■ TASK REQUIREMENTS ■
In the listing below, how many lines contain the string "text"? Reply with the number alone.

++++++++

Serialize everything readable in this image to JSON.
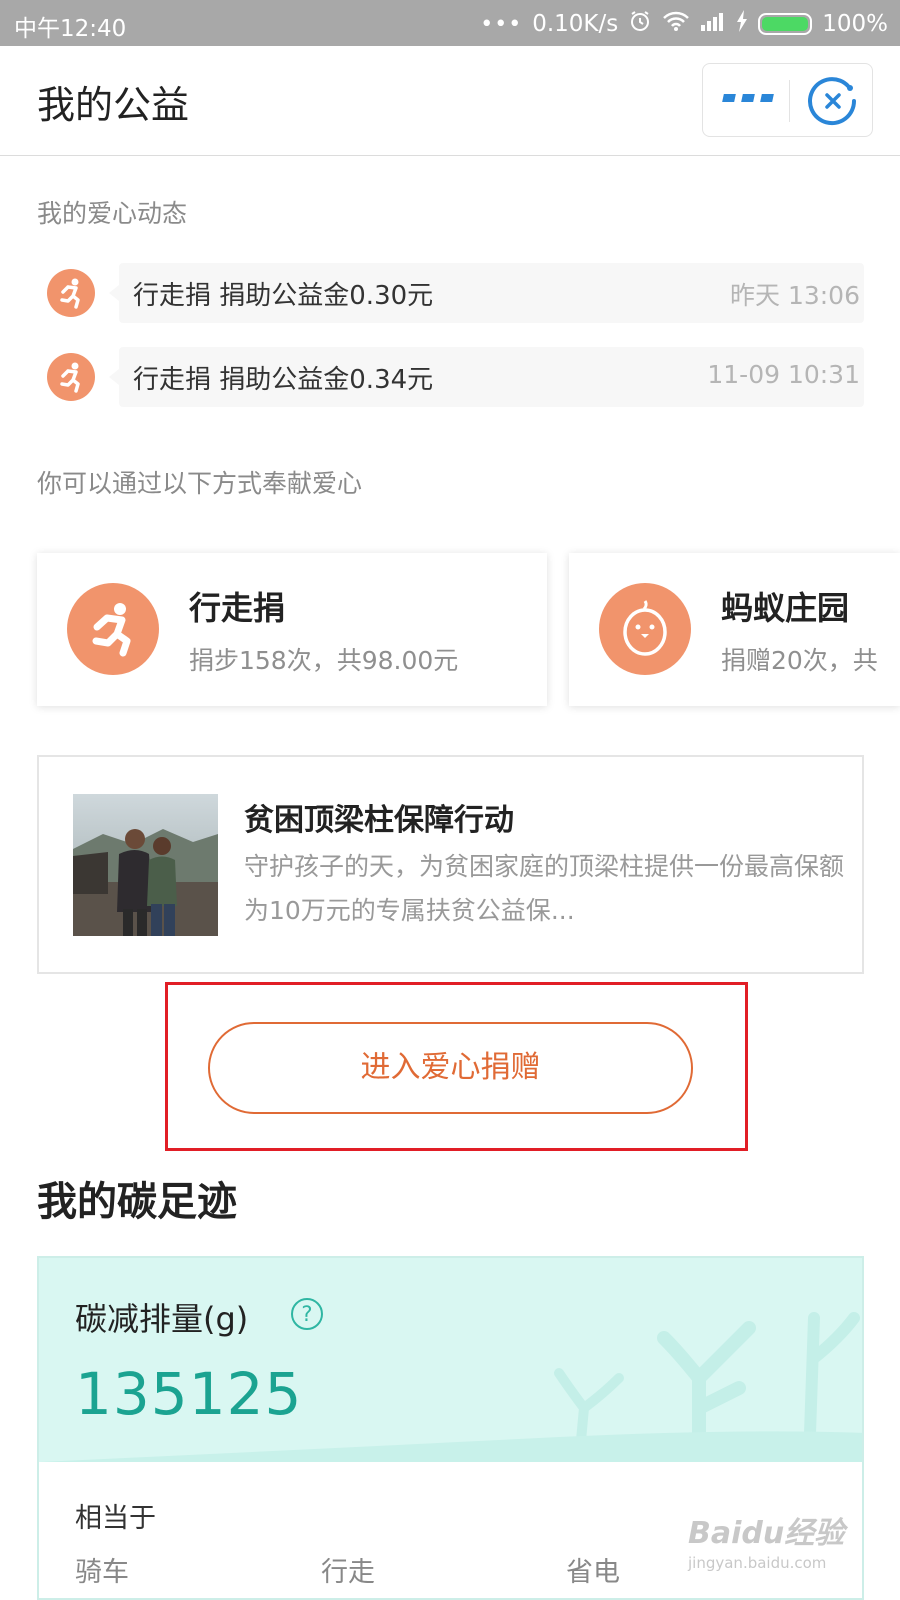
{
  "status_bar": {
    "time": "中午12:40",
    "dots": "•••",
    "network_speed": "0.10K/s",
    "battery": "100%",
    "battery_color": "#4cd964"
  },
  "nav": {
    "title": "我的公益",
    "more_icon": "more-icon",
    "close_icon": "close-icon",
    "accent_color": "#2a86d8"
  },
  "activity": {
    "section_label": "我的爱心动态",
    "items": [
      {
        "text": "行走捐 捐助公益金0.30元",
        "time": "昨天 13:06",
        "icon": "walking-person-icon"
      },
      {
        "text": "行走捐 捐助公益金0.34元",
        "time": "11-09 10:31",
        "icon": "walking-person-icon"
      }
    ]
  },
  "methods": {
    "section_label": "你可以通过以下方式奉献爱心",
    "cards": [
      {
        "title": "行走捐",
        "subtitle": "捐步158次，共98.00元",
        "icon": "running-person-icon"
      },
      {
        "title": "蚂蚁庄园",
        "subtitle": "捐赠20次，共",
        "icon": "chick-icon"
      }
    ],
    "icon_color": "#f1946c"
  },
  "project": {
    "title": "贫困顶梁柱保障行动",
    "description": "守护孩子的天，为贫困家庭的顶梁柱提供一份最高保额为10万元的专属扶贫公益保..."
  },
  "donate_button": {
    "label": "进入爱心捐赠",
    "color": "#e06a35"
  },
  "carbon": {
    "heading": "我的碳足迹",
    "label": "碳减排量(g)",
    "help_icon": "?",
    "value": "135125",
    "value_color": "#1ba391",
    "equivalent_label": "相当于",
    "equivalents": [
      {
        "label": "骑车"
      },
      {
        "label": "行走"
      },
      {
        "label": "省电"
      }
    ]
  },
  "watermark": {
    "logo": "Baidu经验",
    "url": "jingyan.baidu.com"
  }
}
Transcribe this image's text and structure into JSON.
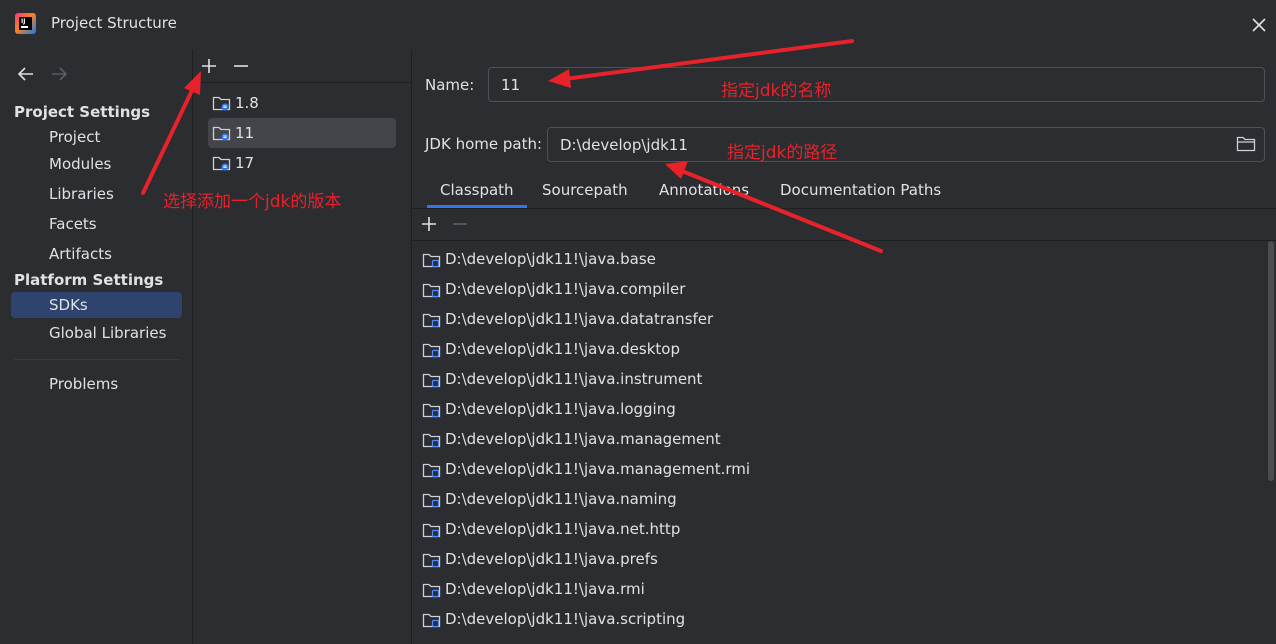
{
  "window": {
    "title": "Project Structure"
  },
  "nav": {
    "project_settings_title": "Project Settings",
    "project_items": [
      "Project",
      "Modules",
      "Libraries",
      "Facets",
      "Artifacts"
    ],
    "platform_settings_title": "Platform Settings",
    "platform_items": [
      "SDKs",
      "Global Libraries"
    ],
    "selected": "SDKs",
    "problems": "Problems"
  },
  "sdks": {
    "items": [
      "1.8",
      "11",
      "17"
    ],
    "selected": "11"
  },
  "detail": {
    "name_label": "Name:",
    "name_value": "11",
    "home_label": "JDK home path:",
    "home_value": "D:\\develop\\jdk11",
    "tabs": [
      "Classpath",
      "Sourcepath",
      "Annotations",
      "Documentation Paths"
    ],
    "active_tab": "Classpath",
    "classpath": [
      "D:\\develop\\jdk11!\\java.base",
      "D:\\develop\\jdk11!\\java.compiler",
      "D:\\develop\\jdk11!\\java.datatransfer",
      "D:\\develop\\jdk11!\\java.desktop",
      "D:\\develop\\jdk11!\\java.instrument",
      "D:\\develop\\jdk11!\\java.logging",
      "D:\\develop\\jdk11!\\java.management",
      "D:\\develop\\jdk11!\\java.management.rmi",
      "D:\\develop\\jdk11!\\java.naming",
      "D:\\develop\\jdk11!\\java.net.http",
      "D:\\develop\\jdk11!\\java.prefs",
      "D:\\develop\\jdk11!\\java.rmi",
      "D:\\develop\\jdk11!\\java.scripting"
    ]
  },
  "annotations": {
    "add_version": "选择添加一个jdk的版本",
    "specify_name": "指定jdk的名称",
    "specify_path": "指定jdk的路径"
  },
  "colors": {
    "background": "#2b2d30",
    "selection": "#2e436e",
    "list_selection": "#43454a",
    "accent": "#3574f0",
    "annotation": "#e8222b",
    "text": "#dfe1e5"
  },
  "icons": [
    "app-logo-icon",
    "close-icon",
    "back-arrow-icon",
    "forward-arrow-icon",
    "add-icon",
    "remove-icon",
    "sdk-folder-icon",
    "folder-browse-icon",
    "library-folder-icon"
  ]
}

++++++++

■ ANSWER ■
4